For the first time in history, the Internal Revenue Service is
getting ready to impose a set of national standards to evaluate
installment agreements _ deals where delinquent taxpayers agree
to pay what they owe over time.
In the past, installment agreements were negotiated one-on-one
_ revenue agent to taxpayer _ and were highly subjective. In some
cases, taxpayers came out with favorable deals; in others, they
were left with little more than their socks, tax accountants
However, in the fall, the agency will issue a new set of
national guidelines that delineates just how much taxpayers can
spend for specific items _ such as food, clothing, utilities,
transportation and housing _ when they're paying tax bills in
Those willing and able to fall into the IRS budget are likely
to find their installment agreement requests granted. Those who
aren't are likely to be turned down _ unless they can persuade
revenue agents that there are compelling extenuating
circumstances that warrant bending the rules.
Some say the proposed national guidelines are a signal that
the kinder, gentler image the IRS has been promoting over the

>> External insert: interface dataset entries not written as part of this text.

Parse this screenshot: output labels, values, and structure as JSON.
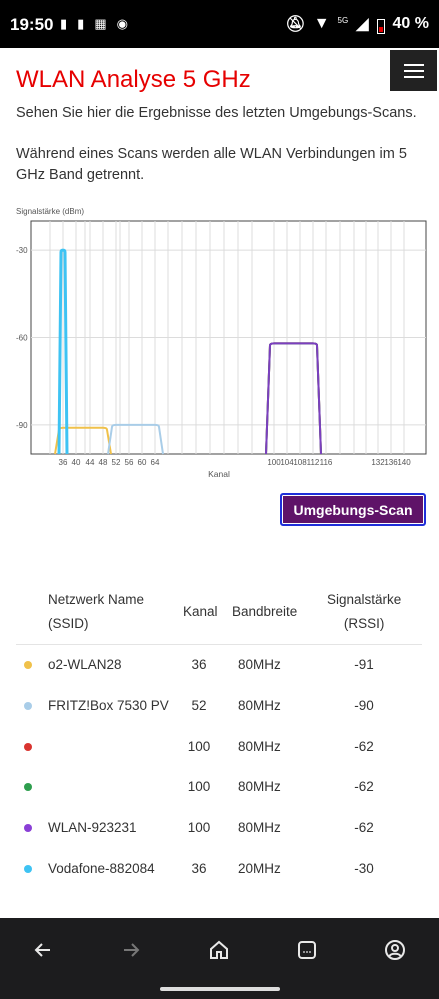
{
  "status_bar": {
    "time": "19:50",
    "network": "5G",
    "battery": "40 %"
  },
  "page": {
    "title": "WLAN Analyse 5 GHz",
    "intro1": "Sehen Sie hier die Ergebnisse des letzten Umgebungs-Scans.",
    "intro2": "Während eines Scans werden alle WLAN Verbindungen im 5 GHz Band getrennt."
  },
  "chart_data": {
    "type": "area",
    "ylabel": "Signalstärke (dBm)",
    "xlabel": "Kanal",
    "yticks": [
      -30,
      -60,
      -90
    ],
    "ylim": [
      -100,
      -20
    ],
    "xticks": [
      36,
      40,
      44,
      48,
      52,
      56,
      60,
      64,
      100,
      104,
      108,
      112,
      116,
      132,
      136,
      140
    ],
    "tick_labels": [
      "36",
      "40",
      "44",
      "48",
      "52",
      "56",
      "60",
      "64",
      "100",
      "104",
      "108",
      "112",
      "116",
      "132",
      "136",
      "140"
    ],
    "grid": true,
    "series": [
      {
        "color": "#f0c14a",
        "channel_from": 36,
        "channel_to": 48,
        "rssi": -91
      },
      {
        "color": "#a9cde8",
        "channel_from": 52,
        "channel_to": 64,
        "rssi": -90
      },
      {
        "color": "#d9342f",
        "channel_from": 100,
        "channel_to": 112,
        "rssi": -62
      },
      {
        "color": "#2e9e4e",
        "channel_from": 100,
        "channel_to": 112,
        "rssi": -62
      },
      {
        "color": "#7b3fc0",
        "channel_from": 100,
        "channel_to": 112,
        "rssi": -62
      },
      {
        "color": "#3ec3f3",
        "channel_from": 36,
        "channel_to": 36,
        "rssi": -30
      }
    ]
  },
  "scan_button": "Umgebungs-Scan",
  "table": {
    "headers": {
      "ssid_line1": "Netzwerk Name",
      "ssid_line2": "(SSID)",
      "kanal": "Kanal",
      "bandwidth": "Bandbreite",
      "rssi_line1": "Signalstärke",
      "rssi_line2": "(RSSI)"
    },
    "rows": [
      {
        "color": "#f0c14a",
        "ssid": "o2-WLAN28",
        "kanal": "36",
        "bw": "80MHz",
        "rssi": "-91"
      },
      {
        "color": "#a9cde8",
        "ssid": "FRITZ!Box 7530 PV",
        "kanal": "52",
        "bw": "80MHz",
        "rssi": "-90"
      },
      {
        "color": "#d9342f",
        "ssid": "",
        "kanal": "100",
        "bw": "80MHz",
        "rssi": "-62"
      },
      {
        "color": "#2e9e4e",
        "ssid": "",
        "kanal": "100",
        "bw": "80MHz",
        "rssi": "-62"
      },
      {
        "color": "#8a3fd6",
        "ssid": "WLAN-923231",
        "kanal": "100",
        "bw": "80MHz",
        "rssi": "-62"
      },
      {
        "color": "#3ec3f3",
        "ssid": "Vodafone-882084",
        "kanal": "36",
        "bw": "20MHz",
        "rssi": "-30"
      }
    ]
  },
  "nav": {
    "icons": [
      "back-icon",
      "forward-icon",
      "home-icon",
      "tabs-icon",
      "profile-icon"
    ]
  }
}
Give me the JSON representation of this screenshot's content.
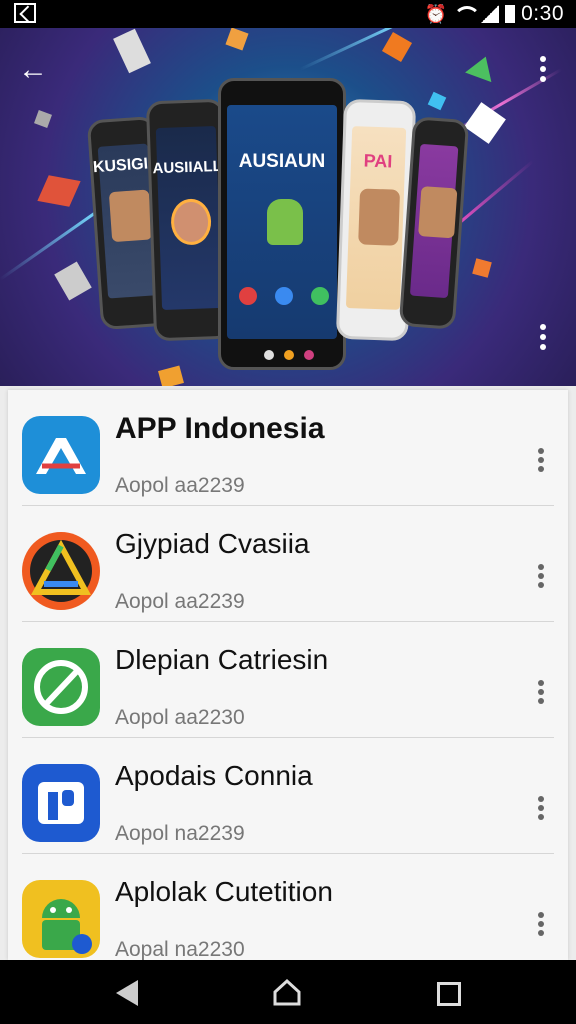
{
  "status_bar": {
    "time": "0:30",
    "icons": [
      "notification-icon",
      "alarm-icon",
      "wifi-icon",
      "signal-icon",
      "battery-icon"
    ]
  },
  "banner": {
    "back_icon": "back-arrow-icon",
    "menu_icon": "more-vert-icon",
    "phones": [
      {
        "title": "KUSIGIIN"
      },
      {
        "title": "AUSIIALL"
      },
      {
        "title": "AUSIAUN"
      },
      {
        "title": "PAI"
      },
      {
        "title": ""
      }
    ],
    "page_indicator": {
      "count": 3,
      "active": 1,
      "colors": [
        "#e0e0e0",
        "#f0a020",
        "#d04080"
      ]
    }
  },
  "apps": [
    {
      "name": "APP Indonesia",
      "subtitle": "Aopol aa2239",
      "icon": "blue-a-logo-icon",
      "bold": true
    },
    {
      "name": "Gjypiad Cvasiia",
      "subtitle": "Aopol aa2239",
      "icon": "triangle-logo-icon",
      "bold": false
    },
    {
      "name": "Dlepian Catriesin",
      "subtitle": "Aopol aa2230",
      "icon": "green-leaf-icon",
      "bold": false
    },
    {
      "name": "Apodais Connia",
      "subtitle": "Aopol na2239",
      "icon": "blue-p-logo-icon",
      "bold": false
    },
    {
      "name": "Aplolak Cutetition",
      "subtitle": "Aopal na2230",
      "icon": "android-icon",
      "bold": false
    }
  ],
  "nav_bar": {
    "back": "nav-back-icon",
    "home": "nav-home-icon",
    "recents": "nav-recents-icon"
  },
  "colors": {
    "list_bg": "#f6f6f6",
    "divider": "#d6d6d6",
    "banner_blue": "#1c4f8a",
    "banner_purple": "#3a2a7a"
  }
}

past several years is a thing of the past. The IRS is throwing
away the carrot and going for the stick, says Peter Berkery,

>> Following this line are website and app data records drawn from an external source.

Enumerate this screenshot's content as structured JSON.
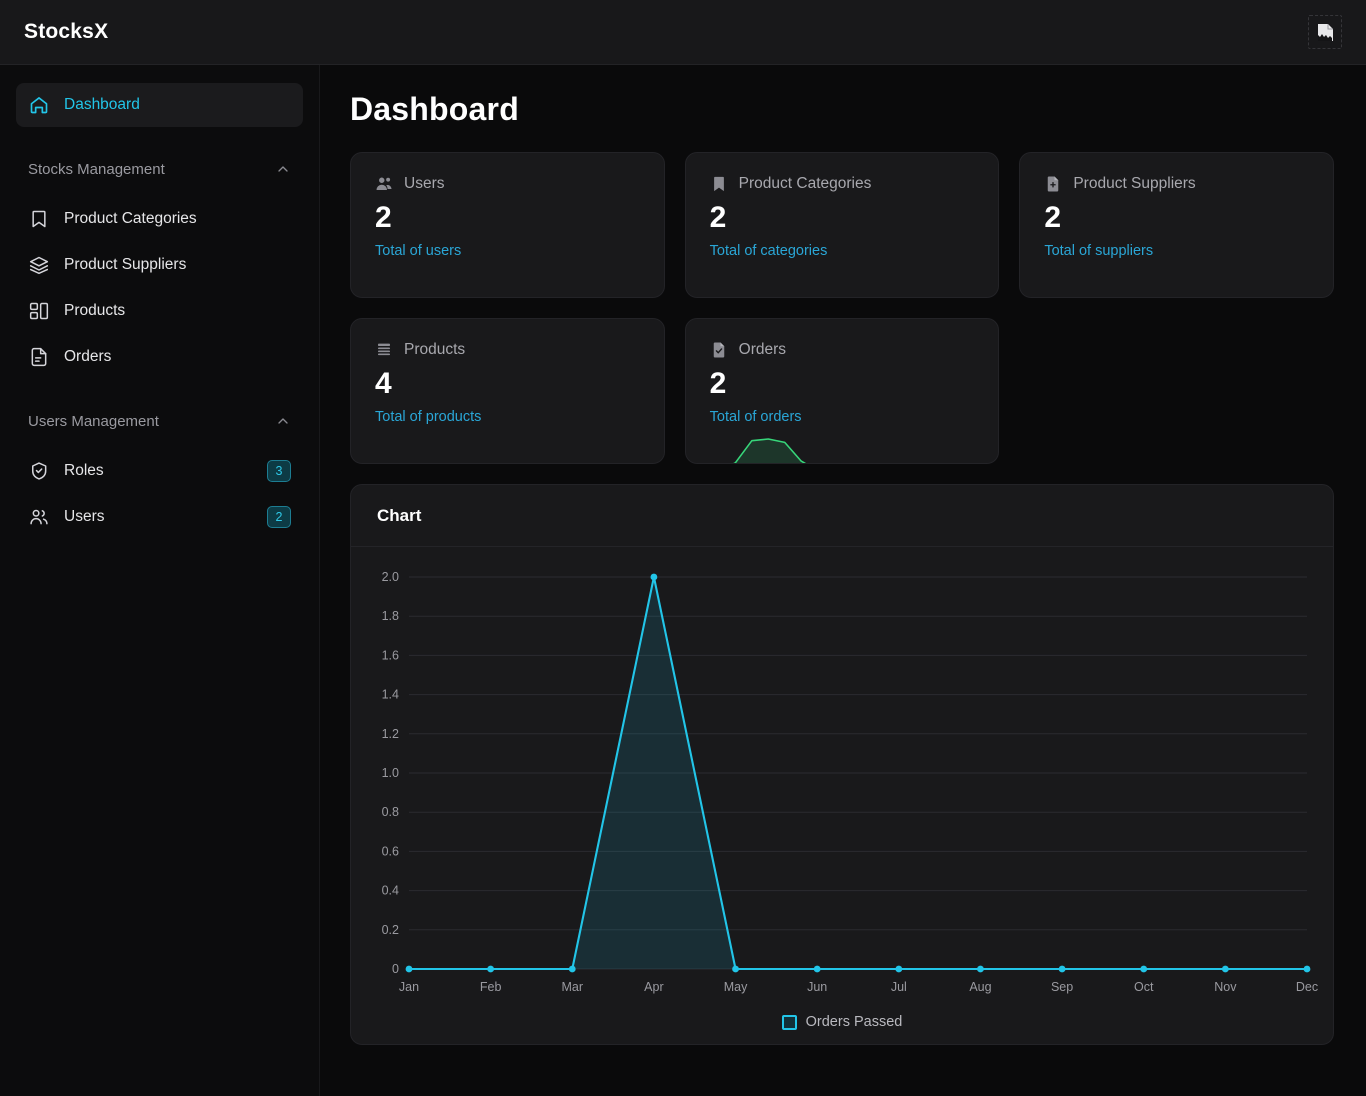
{
  "topbar": {
    "brand": "StocksX",
    "avatar_icon": "broken-image-icon"
  },
  "sidebar": {
    "dashboard": {
      "label": "Dashboard",
      "icon": "home-icon",
      "active": true
    },
    "groups": [
      {
        "label": "Stocks Management",
        "chevron": "chevron-up-icon",
        "items": [
          {
            "label": "Product Categories",
            "icon": "bookmark-icon",
            "badge": ""
          },
          {
            "label": "Product Suppliers",
            "icon": "layers-icon",
            "badge": ""
          },
          {
            "label": "Products",
            "icon": "layout-grid-icon",
            "badge": ""
          },
          {
            "label": "Orders",
            "icon": "file-text-icon",
            "badge": ""
          }
        ]
      },
      {
        "label": "Users Management",
        "chevron": "chevron-up-icon",
        "items": [
          {
            "label": "Roles",
            "icon": "shield-check-icon",
            "badge": "3"
          },
          {
            "label": "Users",
            "icon": "users-icon",
            "badge": "2"
          }
        ]
      }
    ]
  },
  "main": {
    "title": "Dashboard",
    "cards": [
      {
        "title": "Users",
        "icon": "users-icon",
        "value": "2",
        "subtitle": "Total of users",
        "sparkline": false
      },
      {
        "title": "Product Categories",
        "icon": "bookmark-filled-icon",
        "value": "2",
        "subtitle": "Total of categories",
        "sparkline": false
      },
      {
        "title": "Product Suppliers",
        "icon": "file-plus-icon",
        "value": "2",
        "subtitle": "Total of suppliers",
        "sparkline": false
      },
      {
        "title": "Products",
        "icon": "layers-filled-icon",
        "value": "4",
        "subtitle": "Total of products",
        "sparkline": false
      },
      {
        "title": "Orders",
        "icon": "file-check-icon",
        "value": "2",
        "subtitle": "Total of orders",
        "sparkline": true
      }
    ],
    "chart_panel": {
      "title": "Chart"
    }
  },
  "colors": {
    "accent": "#22c5e8",
    "link": "#2aa6d6",
    "card_bg": "#19191b",
    "page_bg": "#0a0a0b",
    "sparkline_green": "#37d67a",
    "badge_text": "#2fc9e8"
  },
  "chart_data": {
    "type": "line",
    "title": "Chart",
    "xlabel": "",
    "ylabel": "",
    "categories": [
      "Jan",
      "Feb",
      "Mar",
      "Apr",
      "May",
      "Jun",
      "Jul",
      "Aug",
      "Sep",
      "Oct",
      "Nov",
      "Dec"
    ],
    "series": [
      {
        "name": "Orders Passed",
        "values": [
          0,
          0,
          0,
          2,
          0,
          0,
          0,
          0,
          0,
          0,
          0,
          0
        ],
        "color": "#22c5e8",
        "fill": true,
        "markers": true
      }
    ],
    "yticks": [
      "0",
      "0.2",
      "0.4",
      "0.6",
      "0.8",
      "1.0",
      "1.2",
      "1.4",
      "1.6",
      "1.8",
      "2.0"
    ],
    "ytick_values": [
      0,
      0.2,
      0.4,
      0.6,
      0.8,
      1.0,
      1.2,
      1.4,
      1.6,
      1.8,
      2.0
    ],
    "ylim": [
      0,
      2.0
    ],
    "grid": true,
    "legend_position": "bottom",
    "legend": [
      "Orders Passed"
    ]
  },
  "orders_sparkline": {
    "color": "#37d67a",
    "values": [
      0,
      0,
      0.05,
      0.3,
      0.95,
      1.0,
      0.9,
      0.35,
      0.07,
      0,
      0,
      0,
      0,
      0,
      0,
      0,
      0,
      0,
      0,
      0
    ]
  }
}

manager of Research Institute of America's Washington bureau.
The IRS counters that this is no departure. The national
standards are not necessarily stricter than before _ they're just
being made uniform office to office, district to district, deal
to deal. Standard rules are necessary to eliminate inconsistent
treatment of taxpayers, said Steve Taylor, assistant director of
collections at the IRS in Washington, D.C.
"We are making these changes to bring more consistency and
fairness _ and to make this a more predictable process," Taylor
said. "There is no goal to be more harsh, and I don't think
that's going to be the across-the-board result."
In some significant ways, the national rules are merely a
formalized version of what's already considered accepted
practice. They'll spell out that the IRS only accepts installment
agreements under three basic circumstances:
When back tax bills amount to $10,000 or less.
When back tax bills can be paid off within three years.
When the taxpayer has no valuable assets or borrowing power that
would enable him or her to pay off the bill in any other way.
It will also clarify that the IRS gives taxpayers in the first
two categories fairly wide berth in negotiating a deal to pay
over time. If you owe a relatively small amount and can pay it
off in monthly installments within, say, a year or two, there's a
fairly good chance that the IRS won't even ask for a financial
statement before approving your proposal. …